Monday, April 5, 2010
Fire Pit Friends
I noticed her in the first few weeks we lived in Utah. She seemed younger than me by five years to a decade and from what I could decipher, she had a couple of her own kids and babysat a few extras. They all romped around in her small front yard in the afternoons, while they waited for the parents of the extras to arrive. I wasn’t spying on her, I promise. It’s just that when I was in the kitchen and our garage door was open, I could see their yard just across the street. Every time I opened the back door to throw out trash, check on my kids, or just get some fresh air, her shiny, blonde hair caught my eye.
And then we finally met. I got brave (or maybe tired of unpacking moving boxes) and wandered across our quiet street to introduce myself. Her husband had joined her that day, and they sat side by side enjoying the bright Utah afternoon sun. Kids were crawling up and over both of them as I drew near and it gave them a sense of approachability as I gathered up my courage to say first hellos.
As it turned out, that day I met the two people who became probably the best couples friends we have ever had. Almost instantly Laura and I were swapping kid stories and sharing recipes. Not long after, her Jeff and my Jeff began consulting each other on household projects and commiserating with each other about those annoying honey do lists.
Because they lived across the street, not even a true stone’s throw from us, it was easy to get to know each other. I knew her schedule and often set up my day so I could spare an hour sitting on the grass with her as she waited for the babysitting parents to arrive. In the evenings, after dinners were made and cleaned up, we often met on the patio behind their house, gathering around their small fire pit when the sunset brought along with it the chilly night air.
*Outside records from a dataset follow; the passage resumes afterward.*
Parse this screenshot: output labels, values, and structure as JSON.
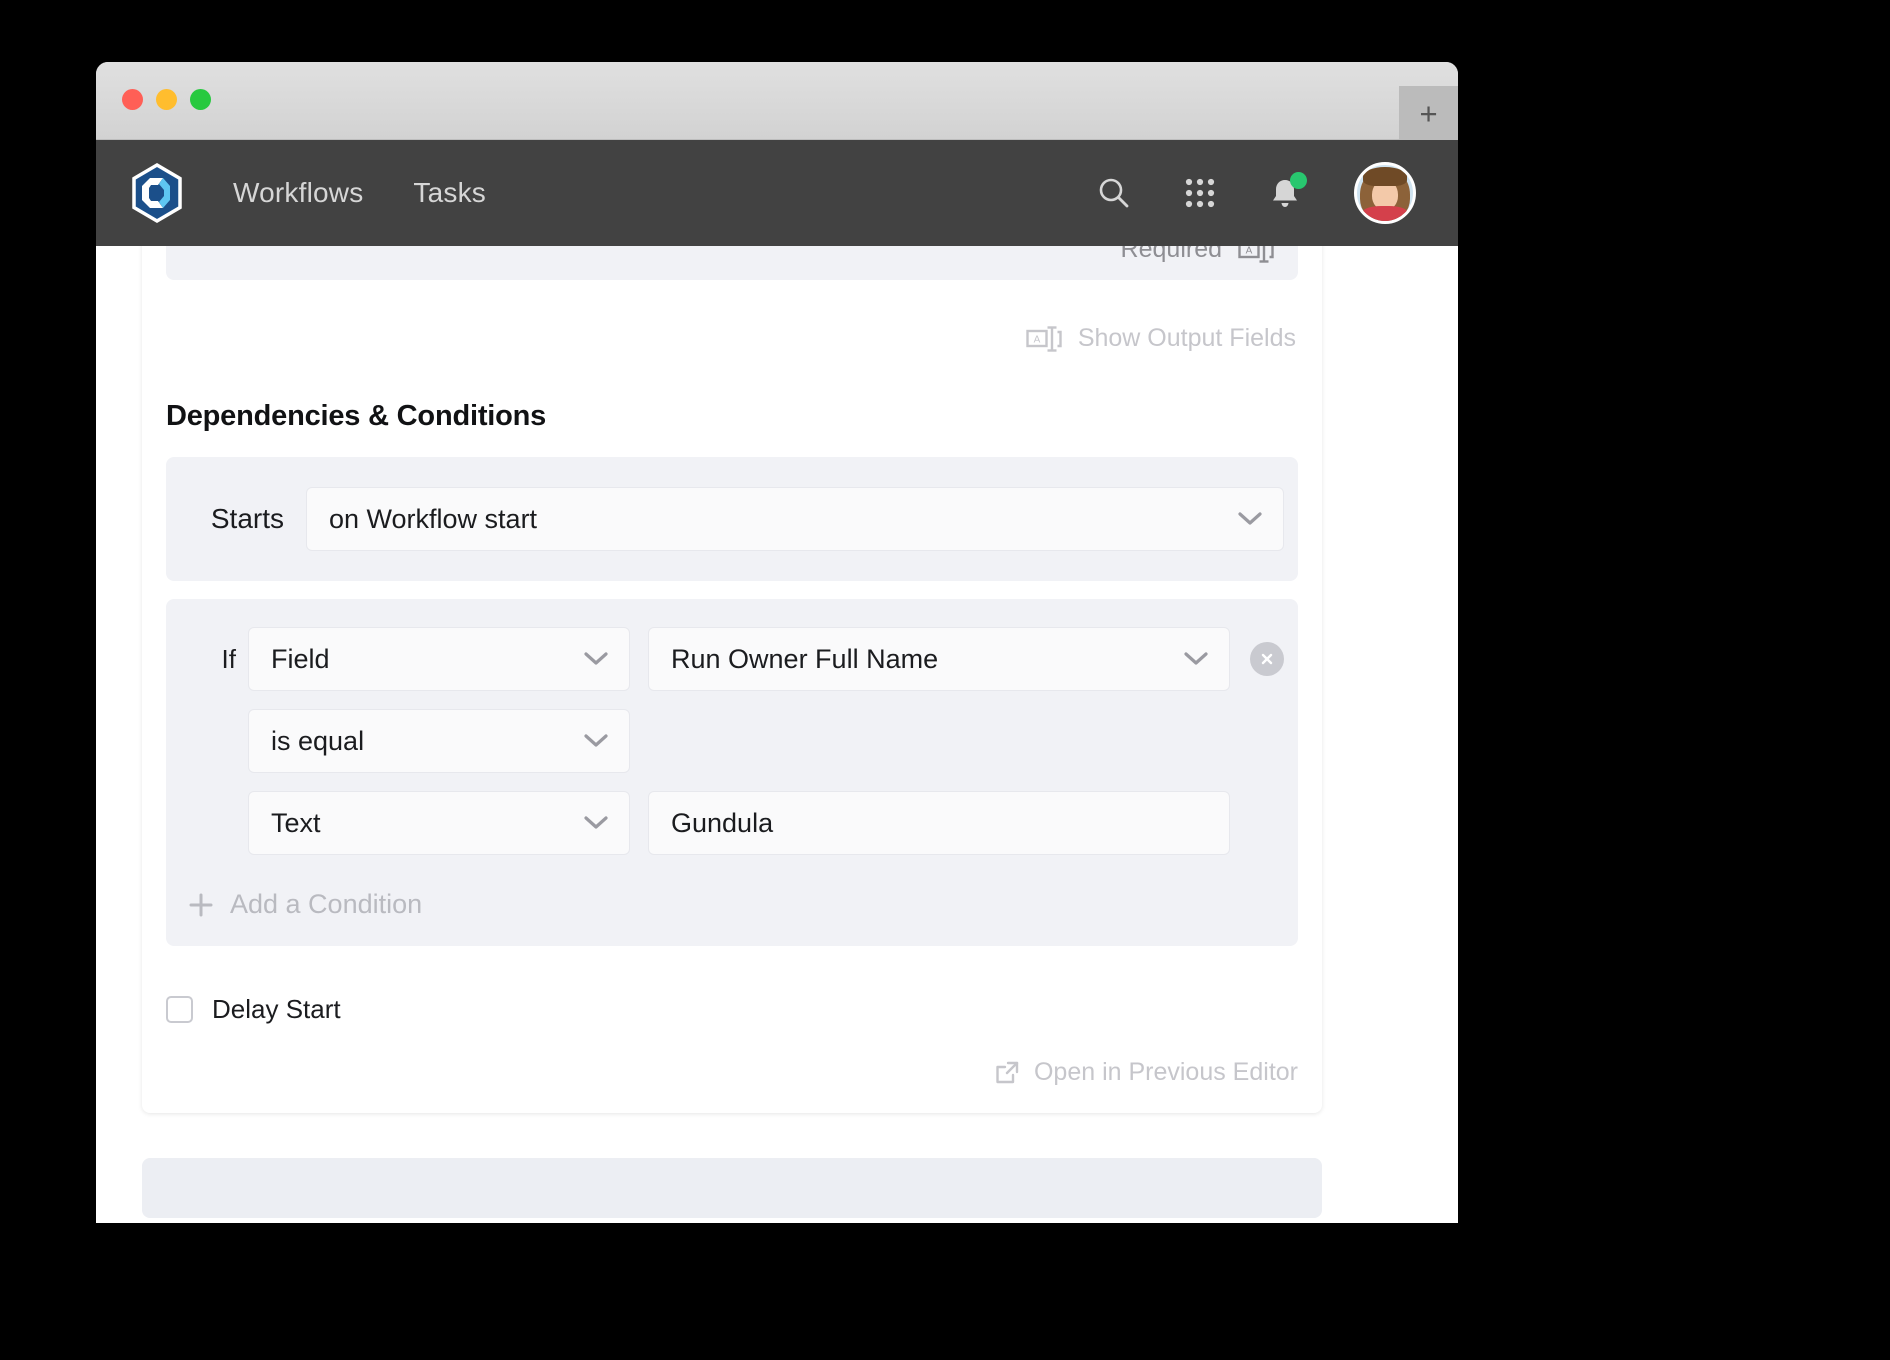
{
  "window": {
    "traffic_lights": [
      "close",
      "minimize",
      "maximize"
    ],
    "new_tab_label": "+"
  },
  "topnav": {
    "logo_name": "app-logo",
    "links": [
      {
        "label": "Workflows"
      },
      {
        "label": "Tasks"
      }
    ],
    "icons": [
      {
        "name": "search-icon"
      },
      {
        "name": "apps-grid-icon"
      },
      {
        "name": "notifications-bell-icon",
        "badge": true
      }
    ],
    "avatar_name": "user-avatar",
    "nav_bg": "#424242"
  },
  "form": {
    "required_label": "Required",
    "required_icon": "input-field-icon",
    "show_output_fields": {
      "label": "Show Output Fields",
      "icon": "input-field-icon"
    },
    "section_title": "Dependencies & Conditions",
    "starts": {
      "label": "Starts",
      "value": "on Workflow start",
      "icon": "chevron-down-icon"
    },
    "condition": {
      "if_label": "If",
      "subject_type": "Field",
      "subject_value": "Run Owner Full Name",
      "operator": "is equal",
      "value_type": "Text",
      "value": "Gundula",
      "remove_icon": "close-circle-icon"
    },
    "add_condition": {
      "label": "Add a Condition",
      "icon": "plus-icon"
    },
    "delay_start": {
      "label": "Delay Start",
      "checked": false
    },
    "open_previous_editor": {
      "label": "Open in Previous Editor",
      "icon": "external-link-icon"
    }
  },
  "colors": {
    "accent": "#1b4f8a",
    "panel_bg": "#f1f2f6",
    "input_bg": "#fafafb",
    "muted_text": "#c6c6cb",
    "badge_green": "#28c76f"
  }
}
We laughed and told stories we hadn’t told in years. Tales from teen years and the crazy early twenties, when life seemed so much easier and much less expensive. As darkness settled around us, and children were all mixed up together on their swing set and bouncing together on their trampoline, we opened up and shared more personal things. These two people understood how we ticked, good and bad, and the ease of our friendship made spilling secrets easy.
For three years we grew close to this family across the street. We watched Laura’s belly grow with their third pregnancy and welcomed their new baby girl into our fold like she was our own. That same baby took her first steps after letting go of my daughter’s hands and toddling to Laura down the sidewalk in front of our house.
Their only son and our youngest son were almost exactly the same age. They became a dynamic duo that easily flowed from their house to ours, in the search for their next adventure. Our daughter’s first baby sitting experience came from hanging out across the street while Jeff and Laura enjoyed a rare dinner out alone. We even spent one Thanksgiving holiday together when their extended family situations were complicated and ours were too long distance.
So it was with great sadness that we gathered around their familiar fire pit one night and had to tell them our big news, we were moving to New York. Mostly it was a good move for us but when it came to leaving behind these precious once in a lifetime friends, it was truly heartbreaking. Hanging out with them for the years we’d lived in that gorgeous western state had been a gift we’d never forget. But for many reasons, it was time for us to move on.
We’re still in touch with Jeff and Laura. Facebook has become a wonderful way to still see their children’s smiling (older!) faces as the months and years continue to pass. We just may have a teenager headed back to Utah for college soon and I will seek out the fire pit I came to love when we fly west for college scouting trips. I know it’s still there, just waiting for me to return.
And I’ve learned a lesson. Life gets pretty busy and finding time to get to know neighbors can be a miracle. It is now possible to live in a neighborhood for years and not know who lives in the house just two doors down. But our moving boxes are unpacked once again and it’s time to make the effort again.
I will put lawn chairs out on our driveway and find time to sit in them this spring and summer. Maybe we can catch some neighbors, some I know, some I still need to meet, and convince them to pause on their afternoon walks to sit and chat a bit.
Because I’ve learned that you never know who might be living just a stone’s throw away. It might be the best friend you’ve ever found. And good things can come from making the time to say the first hello.